One of the things that’s been so hard about this COVID period is the lack of things to look forward to. When we feel as though we have nothing to look forward to, everything feels the same. The daily monotony weighs on us.
All the stuff we used to look forward to — dinner out with friends, the beach vacation, date night — we don’t have those things anymore.
Looking forward to things used to provide a driving force. We used to say things like “I can’t wait until…”. And then we’d power through the hard stuff to get to the good stuff.
“Just two more weeks of work to get through before I’m on the beach with a margarita…”
“Just 2 more hours of work and I’ll be out to dinner with my best friend…”
Looking forward helps us to break up the monotony. When we look forward we feel forward motion. We feel optimistic. In fact, studies have shown that we often experience more pleasure anticipating an event than in remembering the actual event.
But we’ve stopped saying “I’m looking forward to”. Because we’ve learned the hard way that there’s no certainty. That dates shift.
Remember back in March when we thought we’d be at home for a few weeks? The dates kept being pushed out until, eventually, no timelines were given. We don’t give ourselves false hope anymore because we’ve learned it’s too painful.

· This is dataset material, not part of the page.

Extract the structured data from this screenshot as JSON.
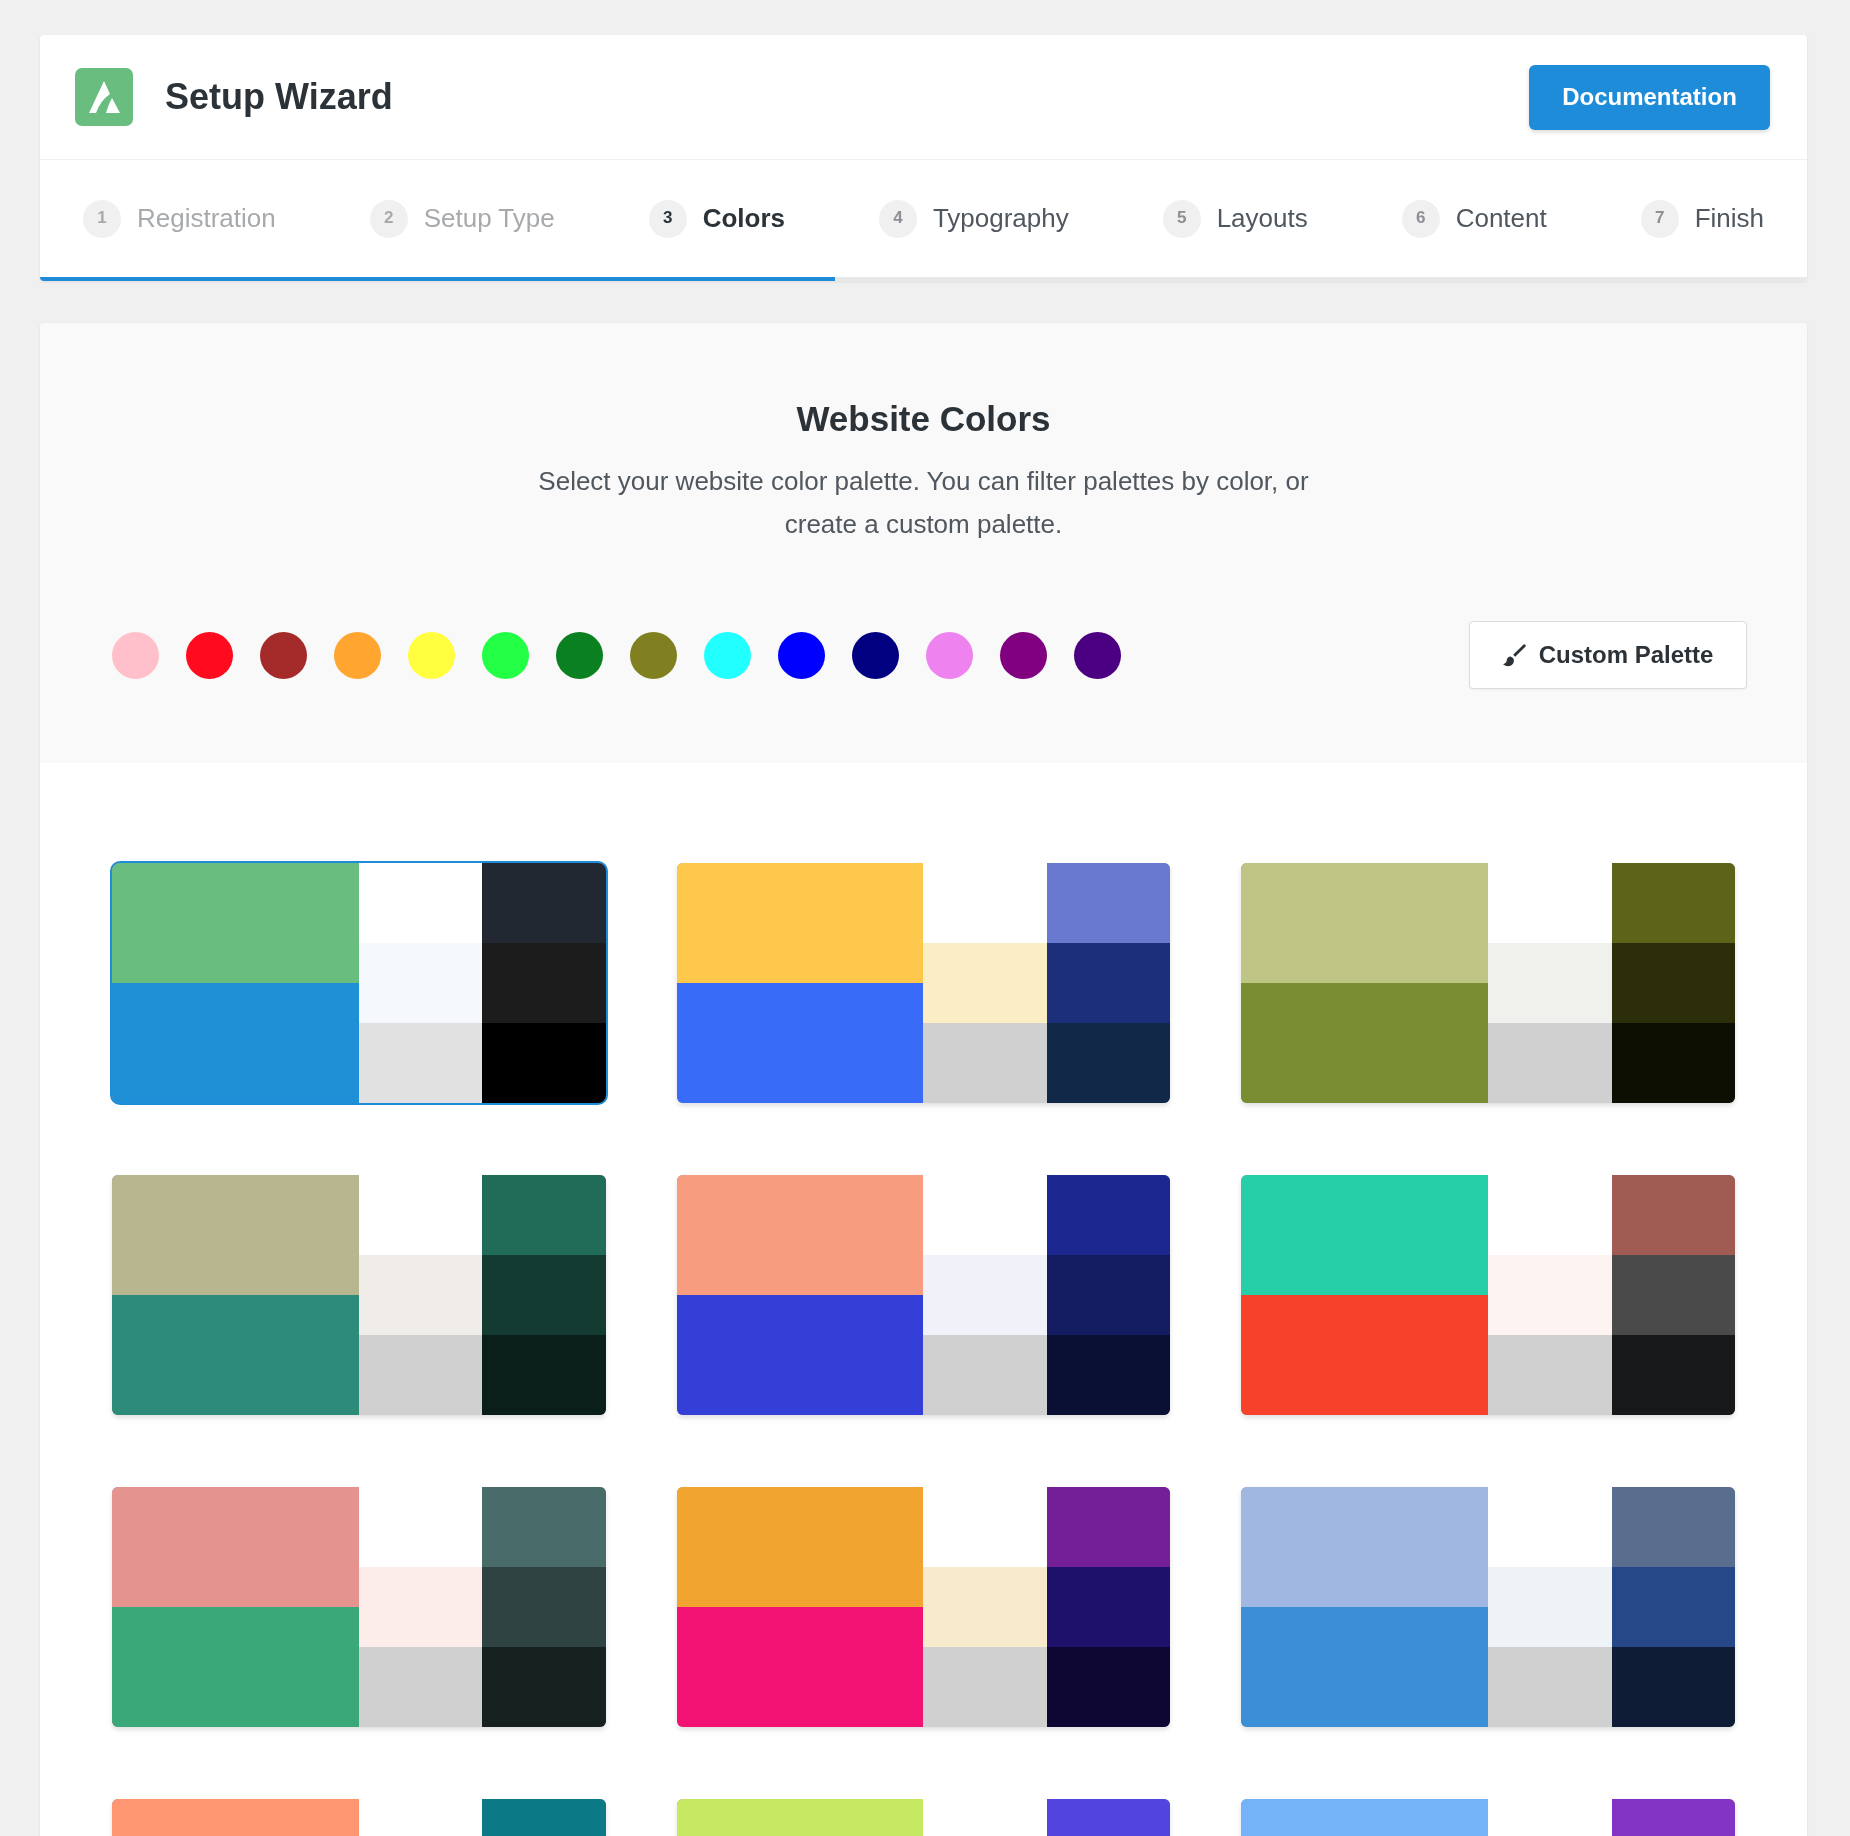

NYC public schools opened last week, after months of shifting start dates, to be shut down within just a few days in many zip codes.
We’ve had to get used to the not knowing and the constant change and it’s left us a bit scarred.
We are all both the kid asking, over and over, in the back seat of the car “Are we there yet?” and the parent saying “We’ll get there when we get there.”
But we can adjust our definition of “looking forward”.
After all, we are becoming masters of the pivot. And we can use our newfound skills here too. So, let’s shift from looking forward in an abstract way, to when this will all be over (because who knows?), to a more concrete, realistic and actionable method.
No, you don’t know when your next vacation will be. But, you can make a conscious effort to ensure you’ve still got stuff to look forward to, even if it’s all in your house.
Here are some of the things that I look forward too. And I hope these examples can help you to come up with a list of things in your life that you can reframe as “something to look forward to” or even start something new:
- Evenings – I choose a stopping time for work each day. After that, my time is for me and my family. It’s something to look forward to daily.
- Weekends – I look forward to that moment when I set my “out of office” reply to let everyone know I’m not checking email on the weekend and will get back to them next week.
- Family movie night – We make a big deal of it. The kids get mocktails and we get cocktails. We have fun snacks that we don’t eat at any other time (like chips).
- Family “show” night – You know, where we watch TV together instead of a movie 🙂 Right now, we’re watching Community (a rewatch for us, and new to the kids).
- Regular virtual happy hours with assorted groups (family of origin, cousins, college friends, former work colleagues)
- Virtual book clubs – I’ve got two of them. And we’re having them even more frequently now.
- Favorite podcasts – For whatever reason, all my favorites have new episodes on Thursdays; I wake up Thursdays excited to download them.
Looking forward can help us to maintain productivity and balance.
If you find yourself thinking “what difference does it make if I do this project right now, I can always work on it later tonight” then you might find yourself in a situation where you are both procrastinating AND working all the time.
If you have something to look forward to, you’ll put in the work now, so you can enjoy yourself later without guilt.
It’ll stop feeling like one, big slog. And you’ll be making progress. It’s a virtuous cycle.